INJURY-INTERNATIONAL JOURNAL OF THE CARE OF THE INJURED, cilt.49, ss.1038-1045, 2018 (SCI İndekslerine Giren Dergi) identifier identifier identifier

  • Cilt numarası: 49
  • Basım Tarihi: 2018
  • Doi Numarası: 10.1016/j.injury.2018.03.021
  • Sayfa Sayıları: ss.1038-1045

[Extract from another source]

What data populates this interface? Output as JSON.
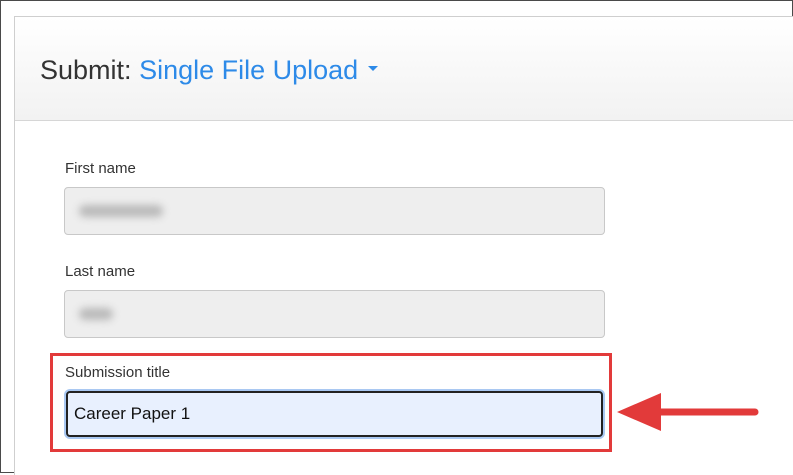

Spinal cord injury (SCI) leads to vascular damage and disruption of blood-spinal cord barrier which participates in secondary nerve injury. Epidermal growth factor (EGF) is an endogenous protein which regulates cell proliferation, growth and differention. Previous studies reported that EGF exerts neuroprotective effect in spinal cord after SCI. However, the molecular mechanisms underlying EGFmediated protection in different regions of nervous system have not shown yet. In this study, we aimed to examine possible anti-apoptotic and protective roles of EGF not only in spinal cord but also in brain following SCI. Twenty-eight adult rats were divided into four groups of seven animals each as follows: sham, trauma (SCI), SCI + EGF and SCI + methylprednisolone (MP) groups. The functional neurological deficits due to the SCI were assessed by behavioral analysis using the Basso, Beattie and Bresnahan (BBB) open-field locomotor test. The alterations in pro-/anti-apoptotic protein levels and antioxidant enzyme activities were measured in spinal cord and frontal cortex. In our study, EGF promoted locomotor recovery and motor neuron survival of SCI rats. EGF treatment significantly decreased Bax and increased Bcl-2 protein expressions both in spinal cord and brain when compared to SCI group. Moreover, antioxidant enzyme activities including catalase, superoxide dismutase (SOD) and glutathione peroxidase (GPx) were increased following EGF treatment similar to MP treatment. Our experiment also suggests that alteration of the ratio of Bcl-2 to Bax may result from decreased apoptosis following EGF treatment. As a conclusion, these results show, for the first time, that administration of EGF exerts its protection via regulating apoptotic and oxidative pathways in response to spinal cord injury in different regions of central nervous system.